The United Nations World Food Programme (WFP) has announced a new four-year strategic plan to tackle soaring levels of hunger caused by the global food crisis.
“This strategic plan marks a revolution in food aid that supports local markets in breaking the cycle of hunger,” Josette Sheeran, WFP's Executive Director said today.
“I call this our 80-80-80 solution,” she told WFP's Board members gathered in Rome this week. 󈭀 per cent of our cash for food is spent in the developing world, 80 per cent of our ground transport is procured in the developing world, and 80 per cent of our staff is hired locally in the developing world.”
WFP spends more than $2 billion a year on food, transport and staff in the developing world.
The new strategic plan emphasizes life-saving emergency aid, such as for 3 million vulnerable people in Darfur, but it also focuses on prevention, local purchase of food, and using targeted cash and voucher programs when food is available locally but not accessible for the hungry.
The announcement of WFP's four-year strategic plan follows last week's High-Level Conference on World Food Security in Rome, where world leaders gathered to discuss hunger and agriculture development issues against the backdrop of high global food and fuel prices.
The tools laid out in the plan include early warning systems and vulnerability analysis, as well as preparedness and disaster reduction and mitigation, and effective emergency response in life-saving situations.

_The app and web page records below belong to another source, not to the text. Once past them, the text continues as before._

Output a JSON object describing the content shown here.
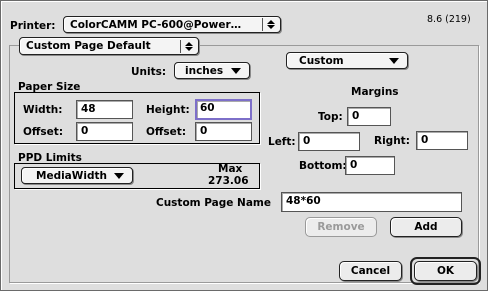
{
  "printer": {
    "label": "Printer:",
    "value": "ColorCAMM PC-600@Power…"
  },
  "version": "8.6 (219)",
  "page_size_popup": "Custom Page Default",
  "units": {
    "label": "Units:",
    "value": "inches"
  },
  "paper_size": {
    "title": "Paper Size",
    "width_label": "Width:",
    "width_value": "48",
    "height_label": "Height:",
    "height_value": "60",
    "offset1_label": "Offset:",
    "offset1_value": "0",
    "offset2_label": "Offset:",
    "offset2_value": "0"
  },
  "ppd_limits": {
    "title": "PPD Limits",
    "selected": "MediaWidth",
    "max_label": "Max",
    "max_value": "273.06"
  },
  "margins": {
    "preset": "Custom",
    "title": "Margins",
    "top_label": "Top:",
    "top_value": "0",
    "left_label": "Left:",
    "left_value": "0",
    "right_label": "Right:",
    "right_value": "0",
    "bottom_label": "Bottom:",
    "bottom_value": "0"
  },
  "custom_page_name": {
    "label": "Custom Page Name",
    "value": "48*60"
  },
  "buttons": {
    "remove": "Remove",
    "add": "Add",
    "cancel": "Cancel",
    "ok": "OK"
  }
}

The plan also includes spending to strengthen smallholder farming, local transport and communication networks, as well as school meals and support for mother-and-child health and nutrition programmes.
Last year, WFP used its cash resources to purchase $612 million worth of food in 69 developing countries.